NY cotton market seems to be ready for a bounce
NY futures followed the same pattern as last week, with July dropping 1149 points to close at 167.51 cents, while December was down just 31 points to close at 132.14 cents.
Since the cash market has been declining for several weeks in a row now, it was just a matter of time until the futures market would begin to crack as well. Over the last ten sessions the July contract has fallen by more than 30 cents or about 15 percent, after the breach of important technical support (50-day moving average and long-term uptrend line) prompted widespread liquidation.
While open interest was holding up fairly well until last week, it dropped by a hefty 31'000 contracts over the past five sessions and stood at just 166'731 contracts as of this morning, the lowest it has been since July 28 last year. The market seemed to finally give up on the idea that a short squeeze in the May contract would propel values significantly higher.
However, the short-squeeze still took place, but it played out via a record inversion in the May/July spread instead of a directional move. Open interest in the May contract was still stubbornly high at 15'503 contracts at the beginning of session, which was the last before First Notice Day on April 25th. Shorts continued to scramble out of their positions by rolling into July, pushing the inversion out to over 1900 points by the close.
After the close we learned that only 13 notices (1'300 bales) were issued for Monday, with all of them being stopped by Allenberg. This indicates that Allenberg owns all of the remaining open longs in May and this could spell trouble for whoever remains short at this point. Not only does Allenberg already own part of the existing certified stock, but they apparently have an appetite for more. The fact that there seems to be a strong taker should be supportive for the market when it resumes trading next week.
The market seems to be ready for a bounce, not only because of what is happening with notices, but because we feel that the selling has run its course for now. July, which is now the lead contract, had to endure a lot of pressure over the last couple of weeks. Not only was there selling from shorts spreading out of May into July, but there was also options related selling as owners of cash cotton were seeking protection via bearish strategies and then there was plenty of long liquidation based on technical weakness.
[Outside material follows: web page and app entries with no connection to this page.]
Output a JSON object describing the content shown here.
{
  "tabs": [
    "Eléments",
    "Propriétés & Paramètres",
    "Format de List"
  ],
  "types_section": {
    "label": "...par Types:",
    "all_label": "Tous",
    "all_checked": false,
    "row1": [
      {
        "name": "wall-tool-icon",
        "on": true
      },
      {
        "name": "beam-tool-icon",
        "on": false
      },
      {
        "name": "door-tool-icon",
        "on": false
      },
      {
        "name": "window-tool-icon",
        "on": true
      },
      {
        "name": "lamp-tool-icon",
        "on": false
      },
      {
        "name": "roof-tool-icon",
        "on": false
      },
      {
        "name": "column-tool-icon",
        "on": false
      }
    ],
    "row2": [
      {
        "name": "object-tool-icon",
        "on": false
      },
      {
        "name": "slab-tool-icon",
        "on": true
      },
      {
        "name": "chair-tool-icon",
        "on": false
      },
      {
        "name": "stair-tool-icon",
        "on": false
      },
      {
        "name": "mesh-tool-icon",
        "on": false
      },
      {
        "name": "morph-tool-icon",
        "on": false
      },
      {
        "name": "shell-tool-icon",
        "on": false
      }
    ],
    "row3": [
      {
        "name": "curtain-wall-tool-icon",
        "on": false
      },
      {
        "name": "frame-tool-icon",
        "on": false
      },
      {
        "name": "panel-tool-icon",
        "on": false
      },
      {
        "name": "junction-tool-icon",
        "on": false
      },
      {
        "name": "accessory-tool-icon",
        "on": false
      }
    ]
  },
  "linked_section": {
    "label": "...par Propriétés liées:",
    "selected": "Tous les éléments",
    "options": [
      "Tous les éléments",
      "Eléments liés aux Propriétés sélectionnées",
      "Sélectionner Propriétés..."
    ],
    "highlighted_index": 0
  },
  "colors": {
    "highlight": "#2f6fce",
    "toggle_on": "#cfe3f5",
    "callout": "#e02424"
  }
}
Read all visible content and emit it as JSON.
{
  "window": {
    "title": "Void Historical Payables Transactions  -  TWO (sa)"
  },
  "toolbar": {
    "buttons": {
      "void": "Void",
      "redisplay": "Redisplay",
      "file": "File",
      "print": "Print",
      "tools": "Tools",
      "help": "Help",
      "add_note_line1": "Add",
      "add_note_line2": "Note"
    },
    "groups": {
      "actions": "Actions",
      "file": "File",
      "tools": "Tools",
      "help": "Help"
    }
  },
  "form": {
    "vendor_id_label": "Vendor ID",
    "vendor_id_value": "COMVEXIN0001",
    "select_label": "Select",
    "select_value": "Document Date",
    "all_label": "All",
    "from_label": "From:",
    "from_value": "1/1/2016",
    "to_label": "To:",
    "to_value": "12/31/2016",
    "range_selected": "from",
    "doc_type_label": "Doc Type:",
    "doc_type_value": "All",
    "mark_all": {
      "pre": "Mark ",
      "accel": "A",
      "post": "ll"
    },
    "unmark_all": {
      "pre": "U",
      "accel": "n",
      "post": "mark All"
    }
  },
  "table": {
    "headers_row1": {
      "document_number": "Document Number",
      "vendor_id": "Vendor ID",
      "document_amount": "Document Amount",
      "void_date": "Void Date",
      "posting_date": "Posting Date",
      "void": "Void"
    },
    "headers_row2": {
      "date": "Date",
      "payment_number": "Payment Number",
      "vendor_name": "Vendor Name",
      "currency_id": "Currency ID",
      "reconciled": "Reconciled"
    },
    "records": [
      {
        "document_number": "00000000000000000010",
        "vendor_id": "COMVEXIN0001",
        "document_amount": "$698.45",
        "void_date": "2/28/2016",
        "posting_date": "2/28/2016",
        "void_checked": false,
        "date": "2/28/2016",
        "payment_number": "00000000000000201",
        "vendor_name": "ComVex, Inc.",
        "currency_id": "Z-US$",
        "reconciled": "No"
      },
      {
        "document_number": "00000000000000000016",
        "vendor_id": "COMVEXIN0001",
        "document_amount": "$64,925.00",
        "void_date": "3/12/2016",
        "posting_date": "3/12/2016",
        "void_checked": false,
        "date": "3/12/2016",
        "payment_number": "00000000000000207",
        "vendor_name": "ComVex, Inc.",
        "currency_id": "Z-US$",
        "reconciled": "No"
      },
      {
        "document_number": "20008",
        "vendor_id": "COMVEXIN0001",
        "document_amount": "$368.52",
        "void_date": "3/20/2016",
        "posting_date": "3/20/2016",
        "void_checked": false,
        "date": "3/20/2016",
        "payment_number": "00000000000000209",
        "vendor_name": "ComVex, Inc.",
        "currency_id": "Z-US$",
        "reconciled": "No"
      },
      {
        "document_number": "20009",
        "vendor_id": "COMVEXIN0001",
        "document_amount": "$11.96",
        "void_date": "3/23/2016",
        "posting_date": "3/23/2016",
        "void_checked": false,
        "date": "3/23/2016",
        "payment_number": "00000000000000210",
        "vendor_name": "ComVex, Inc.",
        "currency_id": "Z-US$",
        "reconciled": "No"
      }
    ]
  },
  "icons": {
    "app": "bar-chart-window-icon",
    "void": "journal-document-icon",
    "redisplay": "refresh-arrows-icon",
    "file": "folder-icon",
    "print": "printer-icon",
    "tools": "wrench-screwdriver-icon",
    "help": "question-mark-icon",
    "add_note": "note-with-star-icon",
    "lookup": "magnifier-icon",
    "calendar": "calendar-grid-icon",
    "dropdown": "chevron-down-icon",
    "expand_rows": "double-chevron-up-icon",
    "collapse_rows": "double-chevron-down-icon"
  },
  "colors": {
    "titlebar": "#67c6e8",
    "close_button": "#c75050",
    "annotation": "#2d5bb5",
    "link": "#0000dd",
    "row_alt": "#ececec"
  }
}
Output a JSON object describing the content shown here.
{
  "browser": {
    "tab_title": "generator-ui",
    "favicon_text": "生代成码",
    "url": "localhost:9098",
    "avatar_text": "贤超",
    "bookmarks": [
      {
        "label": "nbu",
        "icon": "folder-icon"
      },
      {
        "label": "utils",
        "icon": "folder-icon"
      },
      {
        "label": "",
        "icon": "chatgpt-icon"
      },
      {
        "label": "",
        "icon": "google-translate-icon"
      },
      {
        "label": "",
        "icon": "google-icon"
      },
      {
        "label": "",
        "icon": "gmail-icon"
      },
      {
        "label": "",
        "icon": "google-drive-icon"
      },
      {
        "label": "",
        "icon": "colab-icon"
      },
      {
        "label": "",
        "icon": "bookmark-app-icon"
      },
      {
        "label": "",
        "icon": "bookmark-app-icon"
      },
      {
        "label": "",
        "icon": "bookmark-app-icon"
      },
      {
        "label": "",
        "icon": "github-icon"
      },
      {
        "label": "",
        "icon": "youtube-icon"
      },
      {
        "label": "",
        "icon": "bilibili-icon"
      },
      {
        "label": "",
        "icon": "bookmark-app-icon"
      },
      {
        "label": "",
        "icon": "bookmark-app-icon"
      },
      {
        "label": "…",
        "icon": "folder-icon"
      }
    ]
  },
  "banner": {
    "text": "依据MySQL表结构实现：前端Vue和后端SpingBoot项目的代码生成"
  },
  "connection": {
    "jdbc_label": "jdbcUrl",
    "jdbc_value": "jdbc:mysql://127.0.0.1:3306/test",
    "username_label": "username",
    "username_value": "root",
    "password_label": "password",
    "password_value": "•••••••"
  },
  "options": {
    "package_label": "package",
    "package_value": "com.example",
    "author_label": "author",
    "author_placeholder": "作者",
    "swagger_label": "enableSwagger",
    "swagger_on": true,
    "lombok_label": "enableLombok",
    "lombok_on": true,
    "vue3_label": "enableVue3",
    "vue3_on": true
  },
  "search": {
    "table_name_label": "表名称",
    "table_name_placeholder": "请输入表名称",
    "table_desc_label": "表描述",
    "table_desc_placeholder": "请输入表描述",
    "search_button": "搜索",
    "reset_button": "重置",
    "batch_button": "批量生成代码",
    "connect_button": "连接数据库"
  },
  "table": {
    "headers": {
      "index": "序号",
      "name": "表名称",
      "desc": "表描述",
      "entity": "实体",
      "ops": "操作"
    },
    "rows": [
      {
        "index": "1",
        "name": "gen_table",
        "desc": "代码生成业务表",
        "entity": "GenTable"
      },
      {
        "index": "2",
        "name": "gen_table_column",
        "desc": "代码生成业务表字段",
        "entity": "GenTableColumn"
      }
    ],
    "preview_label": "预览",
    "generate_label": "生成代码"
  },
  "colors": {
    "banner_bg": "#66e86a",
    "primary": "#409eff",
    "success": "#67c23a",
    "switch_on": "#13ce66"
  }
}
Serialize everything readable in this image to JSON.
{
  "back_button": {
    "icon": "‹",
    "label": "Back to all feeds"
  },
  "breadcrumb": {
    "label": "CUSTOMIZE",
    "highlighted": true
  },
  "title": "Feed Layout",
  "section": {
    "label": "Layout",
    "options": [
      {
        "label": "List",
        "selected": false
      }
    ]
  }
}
According to the latest CFTC report of April 12, which is already a bit dated, index funds owned 56% of the net long in futures and options, with all remaining speculators owning 44%. The trade was on the other side holding the net short position. Since index funds will have to sit tight until the next rolling period at the end of May and speculators just reduced their net long position considerably after sell stops were triggered, we don't expect a lot more selling at this point. On the other hand the trade may start covering shorts more aggressively now that the market has given them a 30 cents break in a matter of just two weeks. After all, there were still about 2.9 million bales of fixations open in July as of last Friday.